● To do:
Retype exactly the lines below, starting with the line that contains "Give me the JSON representation of this screenshot's content." and ending with the last line; leave out any pictures.

Dataset rows for apps and sites:
++++++++
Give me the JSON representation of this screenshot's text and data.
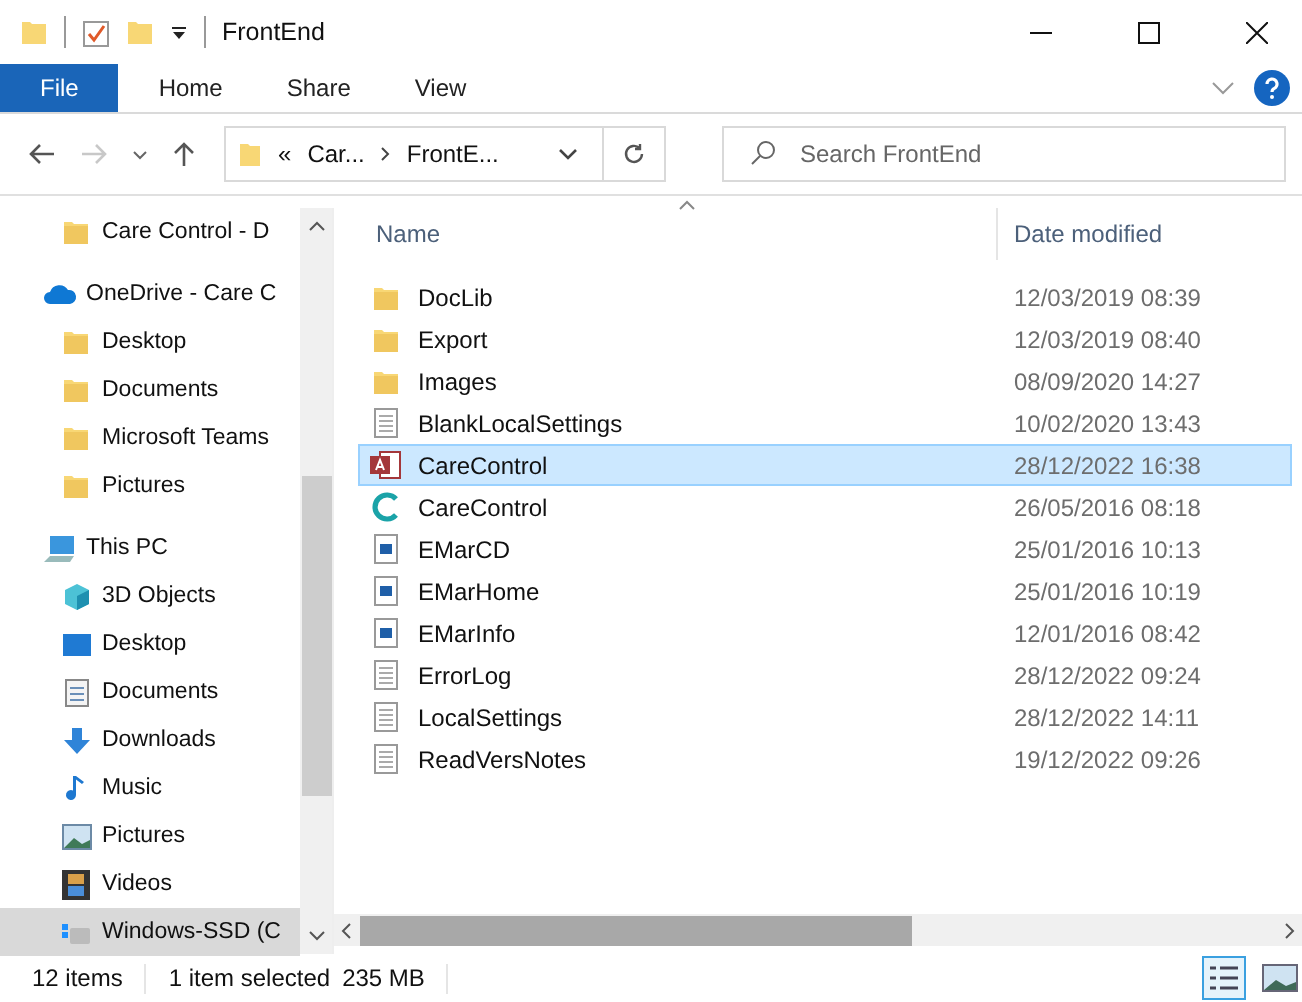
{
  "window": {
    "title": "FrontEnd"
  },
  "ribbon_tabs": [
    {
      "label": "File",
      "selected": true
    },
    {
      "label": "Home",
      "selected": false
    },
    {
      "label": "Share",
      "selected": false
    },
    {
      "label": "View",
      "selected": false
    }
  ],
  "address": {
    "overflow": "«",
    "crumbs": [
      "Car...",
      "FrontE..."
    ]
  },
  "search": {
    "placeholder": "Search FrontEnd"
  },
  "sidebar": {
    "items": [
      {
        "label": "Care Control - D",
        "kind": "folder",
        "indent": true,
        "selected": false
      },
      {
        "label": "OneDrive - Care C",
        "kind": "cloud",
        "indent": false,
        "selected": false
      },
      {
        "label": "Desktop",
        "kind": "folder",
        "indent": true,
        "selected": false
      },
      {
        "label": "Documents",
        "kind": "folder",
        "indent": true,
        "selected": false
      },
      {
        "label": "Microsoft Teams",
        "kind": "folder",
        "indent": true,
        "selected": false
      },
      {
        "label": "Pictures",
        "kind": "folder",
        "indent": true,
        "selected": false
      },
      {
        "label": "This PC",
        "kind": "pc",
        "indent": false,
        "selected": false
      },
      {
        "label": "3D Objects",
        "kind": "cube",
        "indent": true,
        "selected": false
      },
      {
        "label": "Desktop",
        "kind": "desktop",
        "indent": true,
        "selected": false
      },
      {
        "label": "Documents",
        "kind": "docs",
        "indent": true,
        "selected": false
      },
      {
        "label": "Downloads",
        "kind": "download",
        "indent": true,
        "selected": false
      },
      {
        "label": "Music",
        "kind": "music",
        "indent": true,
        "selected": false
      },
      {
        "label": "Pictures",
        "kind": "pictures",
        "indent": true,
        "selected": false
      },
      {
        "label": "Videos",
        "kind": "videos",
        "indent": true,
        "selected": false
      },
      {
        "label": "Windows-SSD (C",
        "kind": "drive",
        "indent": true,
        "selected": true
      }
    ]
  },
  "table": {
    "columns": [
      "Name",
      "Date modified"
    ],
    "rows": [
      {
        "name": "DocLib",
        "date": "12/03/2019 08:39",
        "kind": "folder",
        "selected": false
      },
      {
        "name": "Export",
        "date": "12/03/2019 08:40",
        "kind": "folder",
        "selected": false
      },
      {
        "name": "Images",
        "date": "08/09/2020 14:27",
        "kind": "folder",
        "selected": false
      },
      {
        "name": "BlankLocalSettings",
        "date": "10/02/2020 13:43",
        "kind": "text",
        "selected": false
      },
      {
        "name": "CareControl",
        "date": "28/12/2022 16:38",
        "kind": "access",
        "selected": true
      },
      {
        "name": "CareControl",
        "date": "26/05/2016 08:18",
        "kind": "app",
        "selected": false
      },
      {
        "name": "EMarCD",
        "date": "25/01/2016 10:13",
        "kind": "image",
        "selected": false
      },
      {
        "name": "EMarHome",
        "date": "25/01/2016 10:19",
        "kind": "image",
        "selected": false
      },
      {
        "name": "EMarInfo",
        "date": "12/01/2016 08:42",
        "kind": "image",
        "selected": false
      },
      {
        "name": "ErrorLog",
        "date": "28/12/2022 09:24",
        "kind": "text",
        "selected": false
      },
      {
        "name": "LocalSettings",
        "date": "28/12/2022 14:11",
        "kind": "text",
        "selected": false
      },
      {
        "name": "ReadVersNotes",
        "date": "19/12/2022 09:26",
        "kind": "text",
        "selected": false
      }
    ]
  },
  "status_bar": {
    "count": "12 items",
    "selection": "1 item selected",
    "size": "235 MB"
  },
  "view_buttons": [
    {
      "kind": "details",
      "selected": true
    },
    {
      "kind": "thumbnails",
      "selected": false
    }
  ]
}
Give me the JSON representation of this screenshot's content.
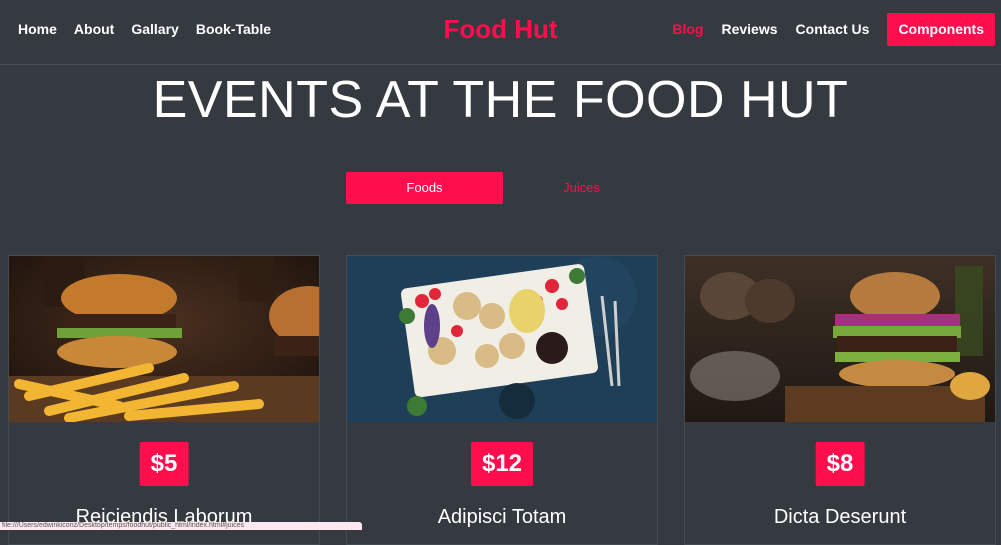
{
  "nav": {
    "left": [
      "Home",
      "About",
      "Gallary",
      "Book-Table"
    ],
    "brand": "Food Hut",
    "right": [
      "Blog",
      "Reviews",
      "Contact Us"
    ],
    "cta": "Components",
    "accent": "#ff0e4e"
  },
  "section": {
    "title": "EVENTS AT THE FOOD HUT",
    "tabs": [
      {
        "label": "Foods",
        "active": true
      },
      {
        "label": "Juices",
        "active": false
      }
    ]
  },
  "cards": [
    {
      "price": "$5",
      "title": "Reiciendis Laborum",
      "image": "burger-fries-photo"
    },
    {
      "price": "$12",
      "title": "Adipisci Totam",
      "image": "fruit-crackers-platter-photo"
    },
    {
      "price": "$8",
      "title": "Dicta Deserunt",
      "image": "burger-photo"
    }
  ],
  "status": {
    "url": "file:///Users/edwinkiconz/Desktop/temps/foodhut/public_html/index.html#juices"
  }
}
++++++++
● Written answer:
Give me the JSON representation of this screenshot's content.
{
  "nav": {
    "left": [
      "Home",
      "About",
      "Gallary",
      "Book-Table"
    ],
    "brand": "Food Hut",
    "right": [
      "Blog",
      "Reviews",
      "Contact Us"
    ],
    "cta": "Components",
    "accent": "#ff0e4e"
  },
  "section": {
    "title": "EVENTS AT THE FOOD HUT",
    "tabs": [
      {
        "label": "Foods",
        "active": true
      },
      {
        "label": "Juices",
        "active": false
      }
    ]
  },
  "cards": [
    {
      "price": "$5",
      "title": "Reiciendis Laborum",
      "image": "burger-fries-photo"
    },
    {
      "price": "$12",
      "title": "Adipisci Totam",
      "image": "fruit-crackers-platter-photo"
    },
    {
      "price": "$8",
      "title": "Dicta Deserunt",
      "image": "burger-photo"
    }
  ],
  "status": {
    "url": "file:///Users/edwinkiconz/Desktop/temps/foodhut/public_html/index.html#juices"
  }
}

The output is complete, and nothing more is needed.